If your program does reduce crime, you’ll win in two ways: 1.) Your insurance rates could go down. Property insurance is all about risk. The higher the risk, the more you pay for insurance. Crime isn’t the only factor affecting your rates, but it plays a role. The more claims insurance companies have to pay crime victims in your neighborhood, the more they charge you for insurance premiums. 2.) Your property values could rise. Who doesn’t want to live in a safe neighborhood? Like insurance rates, home values are affected by more than just crime. But having a neighborhood watch certainly won’t hurt your values.A strong-knit community means people care, and that improves a neighborhood’s atmosphere, which can increase property values. (Houselogic 11/10/10).
In June, Title IX, the federal law that mandates gender equality in school sports, will celebrate its 40th anniversary. There’s no denying its impact: Since 1972, the number of female athletes in college has climbed by more than 450 percent.
In a discussion with ESPN’s Andy Katz, President Obama talks about why that’s so important: Studies show that girls who are involved in athletics often do better in school; they are more confident in terms of dealing with boys. And, so, for those of us who grew up just as Title IX was taking off, to see the development of women’s role models in sports, and for girls to know they excelled in something, there would be a spot for them in college where they weren’t second-class, I think has helped to make our society more equal in general.

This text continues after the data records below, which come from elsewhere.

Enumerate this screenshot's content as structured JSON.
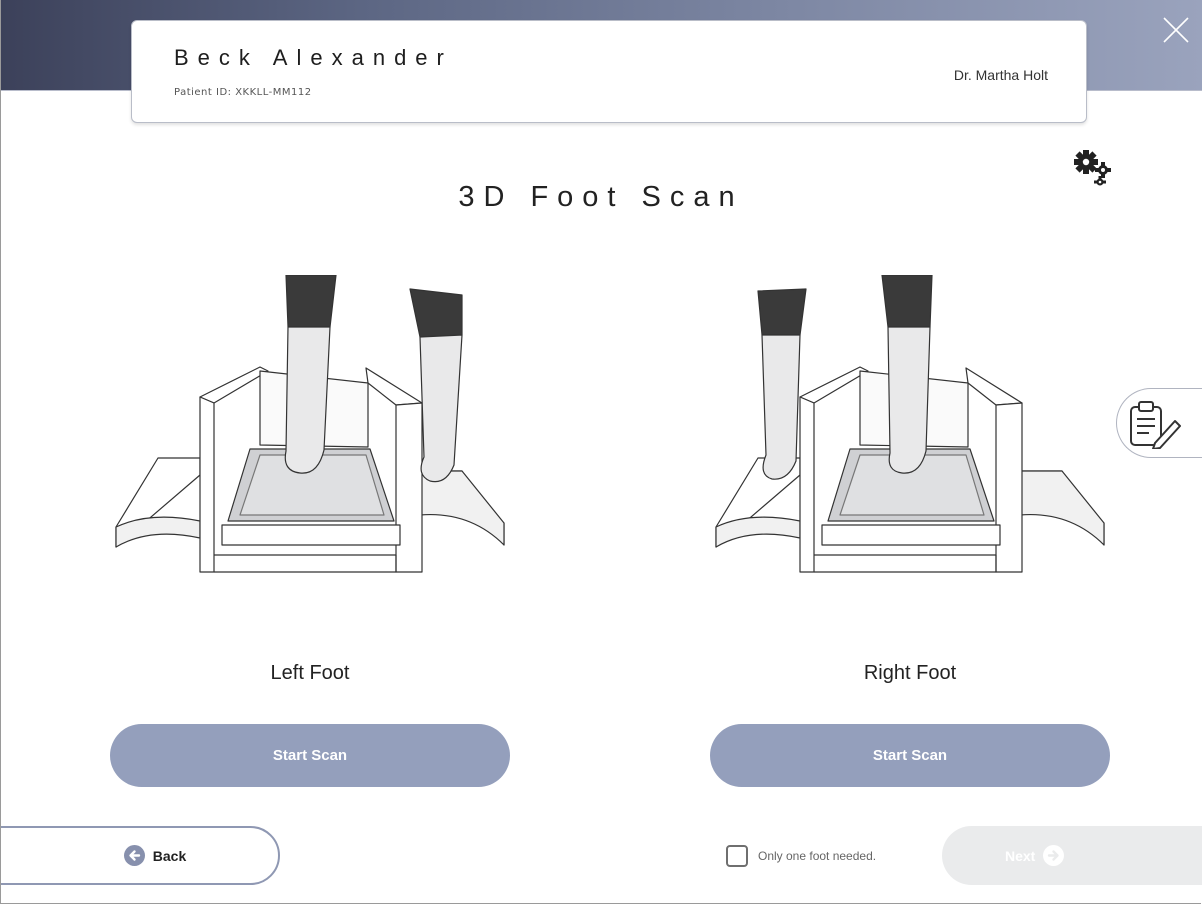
{
  "header": {
    "patient_name": "Beck Alexander",
    "patient_id": "Patient ID: XKKLL-MM112",
    "doctor": "Dr. Martha Holt",
    "close_icon": "close-icon"
  },
  "page": {
    "title": "3D Foot Scan",
    "settings_icon": "gears-icon",
    "notes_icon": "clipboard-edit-icon"
  },
  "scans": [
    {
      "label": "Left Foot",
      "button": "Start Scan"
    },
    {
      "label": "Right Foot",
      "button": "Start Scan"
    }
  ],
  "footer": {
    "back_label": "Back",
    "checkbox_label": "Only one foot needed.",
    "checkbox_checked": false,
    "next_label": "Next"
  },
  "colors": {
    "header_gradient_start": "#3c415a",
    "header_gradient_end": "#9aa3bd",
    "button": "#949fbc",
    "next_disabled": "#eaebec"
  }
}
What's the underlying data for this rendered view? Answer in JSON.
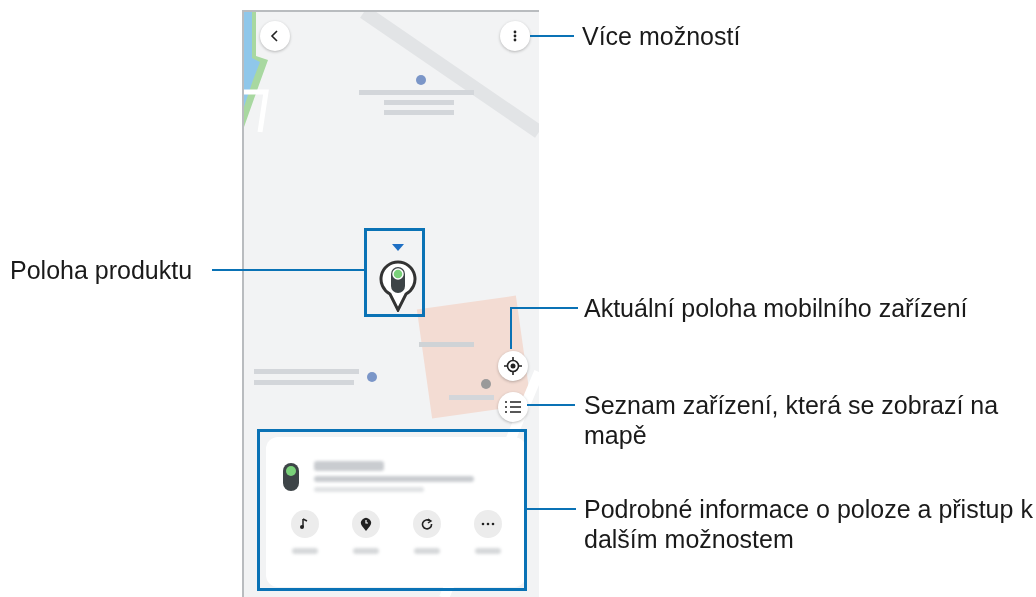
{
  "callouts": [
    {
      "kind": "more",
      "label": "Více možností"
    },
    {
      "kind": "product",
      "label": "Poloha produktu"
    },
    {
      "kind": "locate",
      "label": "Aktuální poloha mobilního zařízení"
    },
    {
      "kind": "list",
      "label": "Seznam zařízení, která se zobrazí na mapě"
    },
    {
      "kind": "card",
      "label": "Podrobné informace o poloze a přistup k dalším možnostem"
    }
  ]
}
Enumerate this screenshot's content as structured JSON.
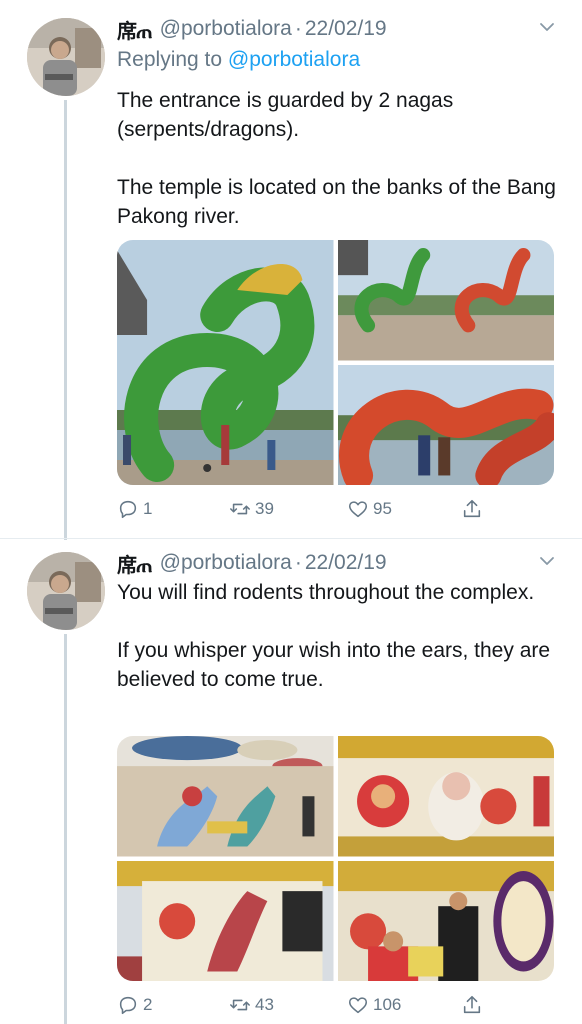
{
  "tweets": [
    {
      "name_glyph": "席ጠ",
      "handle": "@porbotialora",
      "dot": "·",
      "date": "22/02/19",
      "reply_prefix": "Replying to",
      "reply_mention": "@porbotialora",
      "para1": "The entrance is guarded by 2 nagas (serpents/dragons).",
      "para2": "The temple is located on the banks of the Bang Pakong river.",
      "replies": "1",
      "retweets": "39",
      "likes": "95"
    },
    {
      "name_glyph": "席ጠ",
      "handle": "@porbotialora",
      "dot": "·",
      "date": "22/02/19",
      "para1": "You will find rodents throughout the complex.",
      "para2": "If you whisper your wish into the ears, they are believed to come true.",
      "replies": "2",
      "retweets": "43",
      "likes": "106"
    }
  ],
  "icons": {
    "reply": "reply-icon",
    "retweet": "retweet-icon",
    "like": "heart-icon",
    "share": "share-icon",
    "more": "chevron-down-icon"
  },
  "colors": {
    "link": "#1da1f2",
    "secondary": "#657786",
    "thread_line": "#ccd6dd"
  }
}
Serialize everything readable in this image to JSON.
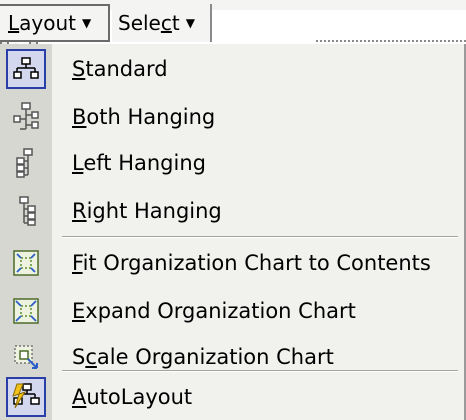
{
  "toolbar": {
    "layout_label": "Layout",
    "select_label": "Select",
    "autoformat_icon": "autoformat-icon",
    "fit_text_icon": "fit-text-icon"
  },
  "menu": {
    "items": [
      {
        "label": "Standard",
        "icon": "org-standard-icon",
        "mnemonic": "S",
        "active": true
      },
      {
        "label": "Both Hanging",
        "icon": "org-both-hanging-icon",
        "mnemonic": "B"
      },
      {
        "label": "Left Hanging",
        "icon": "org-left-hanging-icon",
        "mnemonic": "L"
      },
      {
        "label": "Right Hanging",
        "icon": "org-right-hanging-icon",
        "mnemonic": "R"
      },
      {
        "label": "Fit Organization Chart to Contents",
        "icon": "fit-contents-icon",
        "mnemonic": "F"
      },
      {
        "label": "Expand Organization Chart",
        "icon": "expand-chart-icon",
        "mnemonic": "E"
      },
      {
        "label": "Scale Organization Chart",
        "icon": "scale-chart-icon",
        "mnemonic": "c"
      },
      {
        "label": "AutoLayout",
        "icon": "autolayout-icon",
        "mnemonic": "A"
      }
    ]
  },
  "colors": {
    "menu_bg": "#f1f1ee",
    "gutter_bg": "#d7d7d1",
    "active_border": "#2a3ea8",
    "active_bg": "#d4d8ef"
  }
}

Congress was so busy bickering at the end of 2011 that it allowed two important tax breaks for home owners to expire. Beginning with the 2012 tax year: 1.) You can no longer deduct the cost of private mortgage insurance premiums. 2.) You aren’t getting a tax credit for some of your home energy improvements. You can take advantage of these provisions when you file your 2011 tax return — but beyond that, who knows. Up until the end of last year, you could deduct your private mortgage insurance premium (PMI) when calculating your income taxes. It was a benefit targeted to lower- and middle-income home owners. Once you made $100,000 or more, it started disappearing and anyone who had more than $110,000 of adjusted gross income couldn’t use it.
The tax credit for energy efficiency upgrades wasn’t enormous — it was capped at $500 or 10% of the cost for some projects; less for others. But it was a nice incentive to add insulation, new windows, or to upgrade your HVAC system with a more efficient unit — exactly the kind of actions that help decrease our dependence on fossil fuels, leading to a cleaner environment and less outflow of U.S. income to foreign countries. Not to mention, hopefully, smaller utility bills. In 2012, home ownership and energy independence advocates will fight to get those expired tax rules back on the books and to have them apply retroactively. It’s a familiar fight — they had to do the same thing at the end of 2010. (Houselogic, 2/3/12).